[MATERIAL SUPPLIED — start]

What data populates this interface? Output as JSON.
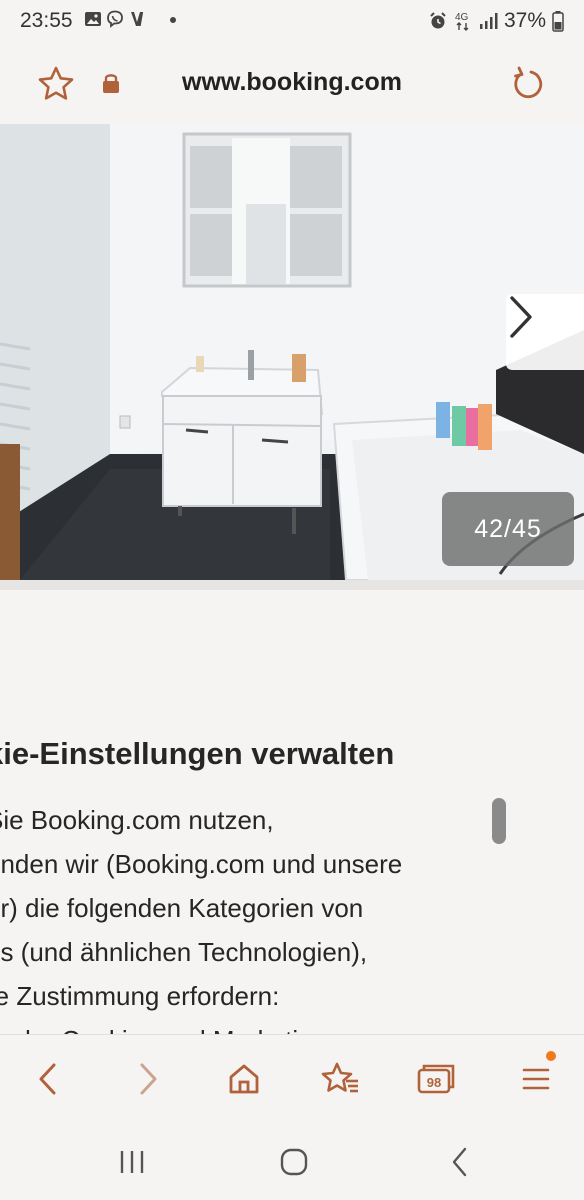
{
  "status_bar": {
    "time": "23:55",
    "battery": "37%",
    "icons_left": [
      "gallery-icon",
      "viber-icon",
      "v-icon"
    ],
    "icons_right": [
      "alarm-icon",
      "4g-icon",
      "signal-icon",
      "battery-icon"
    ]
  },
  "url_bar": {
    "url": "www.booking.com"
  },
  "gallery": {
    "counter": "42/45",
    "current": 42,
    "total": 45
  },
  "cookie": {
    "title": "kie-Einstellungen verwalten",
    "lines": [
      " Sie Booking.com nutzen,",
      "enden wir (Booking.com und unsere",
      "er) die folgenden Kategorien von",
      "es (und ähnlichen Technologien),",
      "re Zustimmung erfordern:",
      "tische Cookies und Marketing"
    ]
  },
  "toolbar": {
    "tabs_count": "98",
    "items": [
      "back-icon",
      "forward-icon",
      "home-icon",
      "bookmarks-icon",
      "tabs-icon",
      "menu-icon"
    ]
  },
  "colors": {
    "accent": "#b0623a",
    "background": "#f6f4f3",
    "menu_badge": "#f07a1a"
  }
}
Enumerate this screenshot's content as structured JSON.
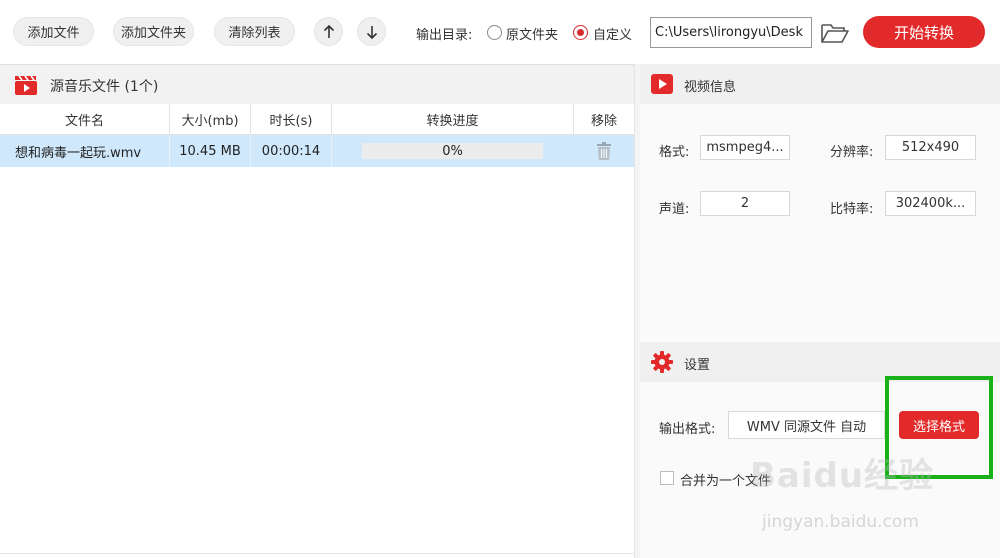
{
  "toolbar": {
    "add_file": "添加文件",
    "add_folder": "添加文件夹",
    "clear_list": "清除列表",
    "output_dir_label": "输出目录:",
    "option_source_folder": "原文件夹",
    "option_custom": "自定义",
    "selected_option": "自定义",
    "output_path": "C:\\Users\\lirongyu\\Desk",
    "start_convert": "开始转换"
  },
  "file_panel": {
    "title": "源音乐文件 (1个)",
    "columns": [
      "文件名",
      "大小(mb)",
      "时长(s)",
      "转换进度",
      "移除"
    ],
    "rows": [
      {
        "name": "想和病毒一起玩.wmv",
        "size": "10.45 MB",
        "duration": "00:00:14",
        "progress": "0%"
      }
    ]
  },
  "video_info": {
    "title": "视频信息",
    "format_label": "格式:",
    "format_value": "msmpeg4...",
    "resolution_label": "分辨率:",
    "resolution_value": "512x490",
    "channels_label": "声道:",
    "channels_value": "2",
    "bitrate_label": "比特率:",
    "bitrate_value": "302400k..."
  },
  "settings": {
    "title": "设置",
    "output_format_label": "输出格式:",
    "output_format_value": "WMV 同源文件 自动",
    "select_format_button": "选择格式",
    "merge_label": "合并为一个文件",
    "merge_checked": false
  },
  "watermark": {
    "brand": "Baidu经验",
    "url": "jingyan.baidu.com"
  },
  "colors": {
    "accent_red": "#e32a2a",
    "row_highlight": "#cfe8fb",
    "annotation_green": "#19b119"
  }
}
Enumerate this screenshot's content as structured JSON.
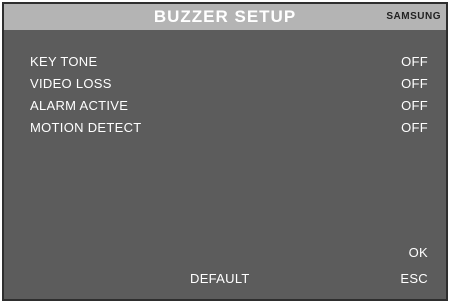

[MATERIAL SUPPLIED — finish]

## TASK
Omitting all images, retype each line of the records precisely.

## SOLUTION BELOW
What data populates this interface? Output as JSON.
{
  "status_bar": {
    "time": "23:55",
    "battery": "37%",
    "icons_left": [
      "gallery-icon",
      "viber-icon",
      "v-icon"
    ],
    "icons_right": [
      "alarm-icon",
      "4g-icon",
      "signal-icon",
      "battery-icon"
    ]
  },
  "url_bar": {
    "url": "www.booking.com"
  },
  "gallery": {
    "counter": "42/45",
    "current": 42,
    "total": 45
  },
  "cookie": {
    "title": "kie-Einstellungen verwalten",
    "lines": [
      " Sie Booking.com nutzen,",
      "enden wir (Booking.com und unsere",
      "er) die folgenden Kategorien von",
      "es (und ähnlichen Technologien),",
      "re Zustimmung erfordern:",
      "tische Cookies und Marketing"
    ]
  },
  "toolbar": {
    "tabs_count": "98",
    "items": [
      "back-icon",
      "forward-icon",
      "home-icon",
      "bookmarks-icon",
      "tabs-icon",
      "menu-icon"
    ]
  },
  "colors": {
    "accent": "#b0623a",
    "background": "#f6f4f3",
    "menu_badge": "#f07a1a"
  }
}
Enumerate this screenshot's content as structured JSON.
{
  "toolbar": {
    "add_file": "添加文件",
    "add_folder": "添加文件夹",
    "clear_list": "清除列表",
    "output_dir_label": "输出目录:",
    "option_source_folder": "原文件夹",
    "option_custom": "自定义",
    "selected_option": "自定义",
    "output_path": "C:\\Users\\lirongyu\\Desk",
    "start_convert": "开始转换"
  },
  "file_panel": {
    "title": "源音乐文件 (1个)",
    "columns": [
      "文件名",
      "大小(mb)",
      "时长(s)",
      "转换进度",
      "移除"
    ],
    "rows": [
      {
        "name": "想和病毒一起玩.wmv",
        "size": "10.45 MB",
        "duration": "00:00:14",
        "progress": "0%"
      }
    ]
  },
  "video_info": {
    "title": "视频信息",
    "format_label": "格式:",
    "format_value": "msmpeg4...",
    "resolution_label": "分辨率:",
    "resolution_value": "512x490",
    "channels_label": "声道:",
    "channels_value": "2",
    "bitrate_label": "比特率:",
    "bitrate_value": "302400k..."
  },
  "settings": {
    "title": "设置",
    "output_format_label": "输出格式:",
    "output_format_value": "WMV 同源文件 自动",
    "select_format_button": "选择格式",
    "merge_label": "合并为一个文件",
    "merge_checked": false
  },
  "watermark": {
    "brand": "Baidu经验",
    "url": "jingyan.baidu.com"
  },
  "colors": {
    "accent_red": "#e32a2a",
    "row_highlight": "#cfe8fb",
    "annotation_green": "#19b119"
  }
}
Enumerate this screenshot's content as structured JSON.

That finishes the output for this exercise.